The most significant aspect of the MCU’s contraction, however, might have a lot to do with why the series became popular in the first place. Note that the series is not about crime preventers but, as Iron Man (Robert Downey, Jr.) once pointed out in dialogue, about crime avengers. They get back at villains who have already enacted an evil plan. This is a clear metaphor for post-9/11 malaise. The Avengers represented a freelance military force whose morals were unshakably good and whose powers were impressive enough to stop attacks from mysterious outsiders. Many audience members emotionally latched onto the Avengers because they lived in a clean, parallel universe where superpowered beings could stop wanton acts of violent terrorism. 

In the decade after 9/11, audiences were gloomy, surrounded by wars, and watching gritty military dramas that were still dizzy from the real-life violence in New York. By 2012, audiences were ready to see heroes clean up the mess. 

By 2023, however, another generation has passed, and the wound of 9/11 is as healed as it will ever be. At the very least, America no longer requires the fantastical cinematic bandage that the Avengers provided. In short, the Avengers have outlived their cultural usefulness. 

Without anything notably thematic to add to the cultural landscape, a wild over-glut of content, a thrown COVID-related release schedule, scandals surrounding budgets and VFX, a lawsuit, and a major star being taken to court, it’s no wonder audiences are finally — finally — losing interest. There will be no repeat of “Endgame.”

It’s not too late to cut and run. There’s no law saying that the MCU has to continue indefinitely. 

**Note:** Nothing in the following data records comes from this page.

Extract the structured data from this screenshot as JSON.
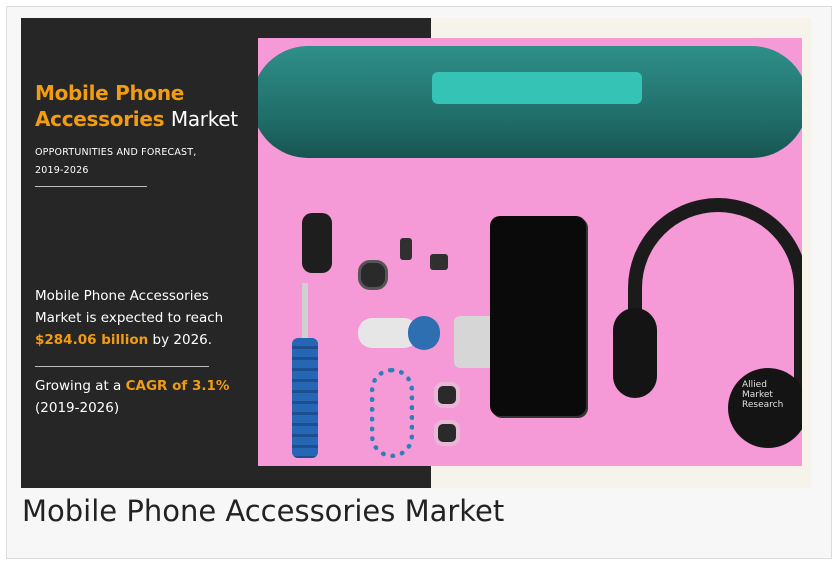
{
  "infographic": {
    "title_highlight_line1": "Mobile Phone",
    "title_highlight_line2": "Accessories",
    "title_plain": "Market",
    "subtitle_line1": "OPPORTUNITIES AND FORECAST,",
    "subtitle_line2": "2019-2026",
    "stat1_line1": "Mobile Phone Accessories",
    "stat1_line2": "Market is expected to reach",
    "stat1_value": "$284.06 billion",
    "stat1_suffix": "by 2026.",
    "stat2_prefix": "Growing at a",
    "stat2_value": "CAGR of 3.1%",
    "stat2_period": "(2019-2026)",
    "watermark_line1": "Allied",
    "watermark_line2": "Market",
    "watermark_line3": "Research",
    "accent_color": "#f39c12",
    "panel_color": "#262626",
    "photo_background_color": "#f59ad6"
  },
  "caption": {
    "text": "Mobile Phone Accessories Market"
  }
}
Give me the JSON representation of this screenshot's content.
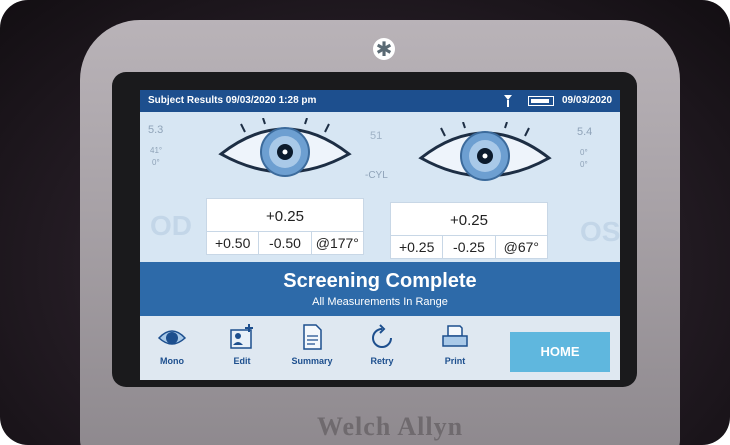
{
  "status": {
    "title": "Subject Results  09/03/2020 1:28 pm",
    "date": "09/03/2020"
  },
  "left_eye": {
    "side_value_top": "5.3",
    "side_value_mid": "41°",
    "side_value_low": "0°",
    "side_label": "OD",
    "sphere": "+0.25",
    "cyl": "+0.50",
    "axis_cyl": "-0.50",
    "axis": "@177°"
  },
  "center": {
    "value": "51",
    "cyl_label": "-CYL"
  },
  "right_eye": {
    "side_value_top": "5.4",
    "side_value_mid": "0°",
    "side_value_low": "0°",
    "side_label": "OS",
    "sphere": "+0.25",
    "cyl": "+0.25",
    "axis_cyl": "-0.25",
    "axis": "@67°"
  },
  "banner": {
    "title": "Screening Complete",
    "subtitle": "All Measurements In Range"
  },
  "toolbar": {
    "mono": "Mono",
    "edit": "Edit",
    "summary": "Summary",
    "retry": "Retry",
    "print": "Print",
    "home": "HOME"
  },
  "device": {
    "brand": "Welch Allyn"
  },
  "colors": {
    "statusbar": "#1d4f8e",
    "banner": "#2d6aa9",
    "home_button": "#5fb7de"
  }
}
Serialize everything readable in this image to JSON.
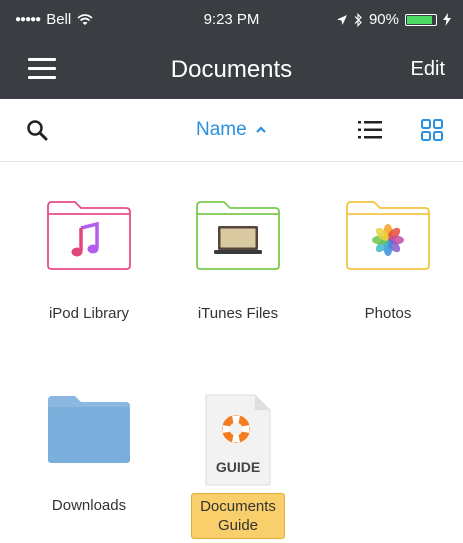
{
  "status_bar": {
    "carrier": "Bell",
    "time": "9:23 PM",
    "battery": "90%",
    "battery_level": 0.9
  },
  "nav": {
    "title": "Documents",
    "edit_label": "Edit"
  },
  "toolbar": {
    "sort_label": "Name",
    "sort_arrow": "^"
  },
  "files": [
    {
      "label": "iPod Library",
      "icon": "music-folder-icon",
      "color": "#e94b8a"
    },
    {
      "label": "iTunes Files",
      "icon": "itunes-folder-icon",
      "color": "#7bc94f"
    },
    {
      "label": "Photos",
      "icon": "photos-folder-icon",
      "color": "#f5c542"
    },
    {
      "label": "Downloads",
      "icon": "downloads-folder-icon",
      "color": "#7aaedb"
    },
    {
      "label": "Documents Guide",
      "label_line1": "Documents",
      "label_line2": "Guide",
      "icon_text": "GUIDE",
      "icon": "lifebuoy-icon",
      "selected": true
    }
  ],
  "colors": {
    "nav_bg": "#3a3d42",
    "accent": "#2a90e0",
    "selected_bg": "#f8cf6a"
  }
}
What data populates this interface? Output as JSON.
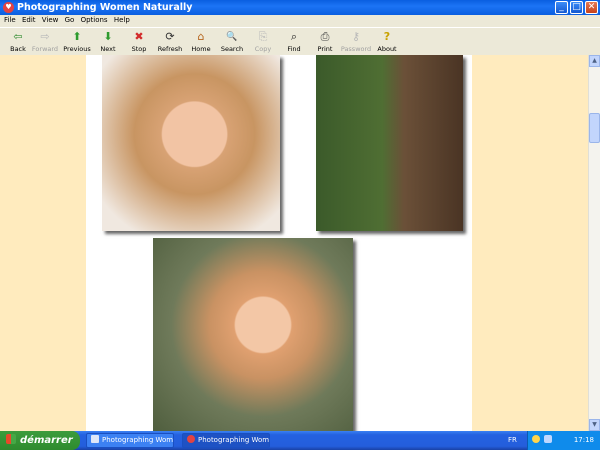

 The Marvel Cinematic Universe was once a global juggernaut of incomprehensible proportions. But now, as it falters, is it time to let it go?  Read More